Exercise objective
Which lines in the records below contain the word "Violated"? Report each of them.
[Input data]
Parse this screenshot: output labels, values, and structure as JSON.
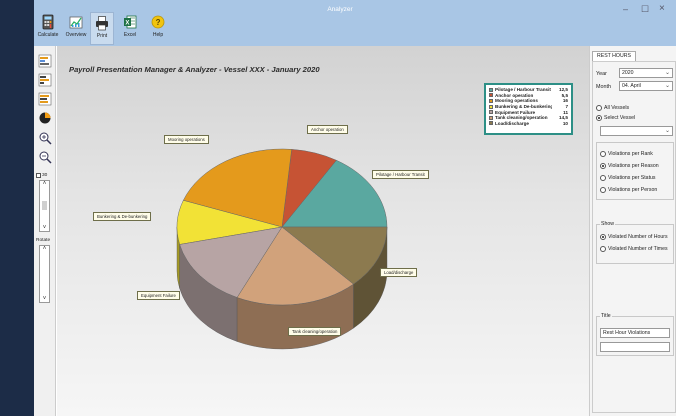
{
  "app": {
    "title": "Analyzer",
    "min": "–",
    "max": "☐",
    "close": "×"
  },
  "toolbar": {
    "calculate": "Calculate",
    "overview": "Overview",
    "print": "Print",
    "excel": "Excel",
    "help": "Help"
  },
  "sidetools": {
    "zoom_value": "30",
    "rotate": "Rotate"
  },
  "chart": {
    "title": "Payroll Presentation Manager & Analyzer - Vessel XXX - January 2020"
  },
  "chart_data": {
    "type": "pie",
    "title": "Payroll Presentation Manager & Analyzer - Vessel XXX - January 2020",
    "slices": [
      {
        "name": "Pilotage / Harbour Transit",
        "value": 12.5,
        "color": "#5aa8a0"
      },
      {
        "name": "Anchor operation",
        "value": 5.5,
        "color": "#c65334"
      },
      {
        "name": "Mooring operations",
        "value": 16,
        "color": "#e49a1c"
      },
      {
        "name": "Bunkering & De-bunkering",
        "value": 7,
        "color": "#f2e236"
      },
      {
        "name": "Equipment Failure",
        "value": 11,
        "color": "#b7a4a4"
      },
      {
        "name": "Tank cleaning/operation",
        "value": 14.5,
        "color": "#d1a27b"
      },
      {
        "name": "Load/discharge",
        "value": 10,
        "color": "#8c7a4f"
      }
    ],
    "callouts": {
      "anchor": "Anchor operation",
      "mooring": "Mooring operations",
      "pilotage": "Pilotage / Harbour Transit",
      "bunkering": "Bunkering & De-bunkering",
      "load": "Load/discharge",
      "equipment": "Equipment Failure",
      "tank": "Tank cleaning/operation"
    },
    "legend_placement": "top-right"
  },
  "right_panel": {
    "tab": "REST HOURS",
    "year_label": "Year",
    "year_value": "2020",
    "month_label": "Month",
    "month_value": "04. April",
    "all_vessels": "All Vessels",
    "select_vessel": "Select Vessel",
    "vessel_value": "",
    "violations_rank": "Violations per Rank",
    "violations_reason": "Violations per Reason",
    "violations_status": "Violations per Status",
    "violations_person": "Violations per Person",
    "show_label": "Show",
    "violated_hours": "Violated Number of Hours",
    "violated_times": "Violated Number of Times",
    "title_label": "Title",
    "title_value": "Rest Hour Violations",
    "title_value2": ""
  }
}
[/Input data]
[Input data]
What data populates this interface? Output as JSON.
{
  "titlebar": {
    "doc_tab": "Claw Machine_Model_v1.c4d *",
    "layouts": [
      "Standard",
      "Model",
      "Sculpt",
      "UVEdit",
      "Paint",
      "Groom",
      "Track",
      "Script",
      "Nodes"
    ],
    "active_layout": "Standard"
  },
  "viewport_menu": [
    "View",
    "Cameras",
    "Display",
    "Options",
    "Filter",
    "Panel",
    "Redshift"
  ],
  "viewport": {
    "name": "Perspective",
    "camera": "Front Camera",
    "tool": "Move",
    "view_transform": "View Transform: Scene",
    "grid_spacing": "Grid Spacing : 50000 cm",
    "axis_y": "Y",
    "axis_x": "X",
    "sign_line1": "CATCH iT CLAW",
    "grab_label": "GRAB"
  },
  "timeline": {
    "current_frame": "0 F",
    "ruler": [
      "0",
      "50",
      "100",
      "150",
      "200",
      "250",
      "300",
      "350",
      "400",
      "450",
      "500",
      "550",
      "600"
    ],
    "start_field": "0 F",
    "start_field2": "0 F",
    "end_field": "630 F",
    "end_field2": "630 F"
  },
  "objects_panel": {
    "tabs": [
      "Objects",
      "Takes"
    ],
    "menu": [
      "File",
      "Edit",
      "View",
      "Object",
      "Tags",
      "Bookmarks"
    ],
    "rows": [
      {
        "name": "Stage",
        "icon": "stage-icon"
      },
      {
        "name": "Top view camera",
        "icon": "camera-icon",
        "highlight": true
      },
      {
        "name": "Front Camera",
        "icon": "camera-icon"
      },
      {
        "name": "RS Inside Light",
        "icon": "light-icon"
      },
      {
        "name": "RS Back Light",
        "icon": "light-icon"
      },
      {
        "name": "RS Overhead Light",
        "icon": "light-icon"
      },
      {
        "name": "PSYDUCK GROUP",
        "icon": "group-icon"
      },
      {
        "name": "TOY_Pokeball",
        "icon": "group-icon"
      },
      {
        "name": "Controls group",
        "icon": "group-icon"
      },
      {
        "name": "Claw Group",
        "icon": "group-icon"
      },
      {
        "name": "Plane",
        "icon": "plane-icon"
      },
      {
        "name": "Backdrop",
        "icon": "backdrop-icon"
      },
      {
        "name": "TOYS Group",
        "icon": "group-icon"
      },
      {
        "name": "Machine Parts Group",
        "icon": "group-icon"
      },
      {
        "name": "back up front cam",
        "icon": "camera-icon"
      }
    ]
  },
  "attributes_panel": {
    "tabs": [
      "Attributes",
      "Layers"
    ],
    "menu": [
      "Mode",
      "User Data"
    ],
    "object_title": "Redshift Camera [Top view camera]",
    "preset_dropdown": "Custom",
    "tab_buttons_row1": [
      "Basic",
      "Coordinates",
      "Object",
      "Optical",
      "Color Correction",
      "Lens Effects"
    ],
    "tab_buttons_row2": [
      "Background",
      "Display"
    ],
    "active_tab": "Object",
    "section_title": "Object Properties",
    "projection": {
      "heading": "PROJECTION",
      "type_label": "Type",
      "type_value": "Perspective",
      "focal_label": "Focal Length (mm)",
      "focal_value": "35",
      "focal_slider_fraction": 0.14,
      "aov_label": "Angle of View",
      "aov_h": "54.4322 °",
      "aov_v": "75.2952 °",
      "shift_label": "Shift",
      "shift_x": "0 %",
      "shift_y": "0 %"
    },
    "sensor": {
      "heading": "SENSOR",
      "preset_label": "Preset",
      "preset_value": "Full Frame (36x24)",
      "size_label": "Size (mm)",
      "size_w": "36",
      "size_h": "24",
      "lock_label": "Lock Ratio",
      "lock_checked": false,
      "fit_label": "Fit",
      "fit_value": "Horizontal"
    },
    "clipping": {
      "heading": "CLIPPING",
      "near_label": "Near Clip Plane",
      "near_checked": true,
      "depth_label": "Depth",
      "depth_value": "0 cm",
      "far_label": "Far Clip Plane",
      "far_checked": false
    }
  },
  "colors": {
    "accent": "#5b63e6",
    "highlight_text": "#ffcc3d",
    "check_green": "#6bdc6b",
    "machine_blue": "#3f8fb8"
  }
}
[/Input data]
Output
    "violated_hours": "Violated Number of Hours",
    "violated_times": "Violated Number of Times",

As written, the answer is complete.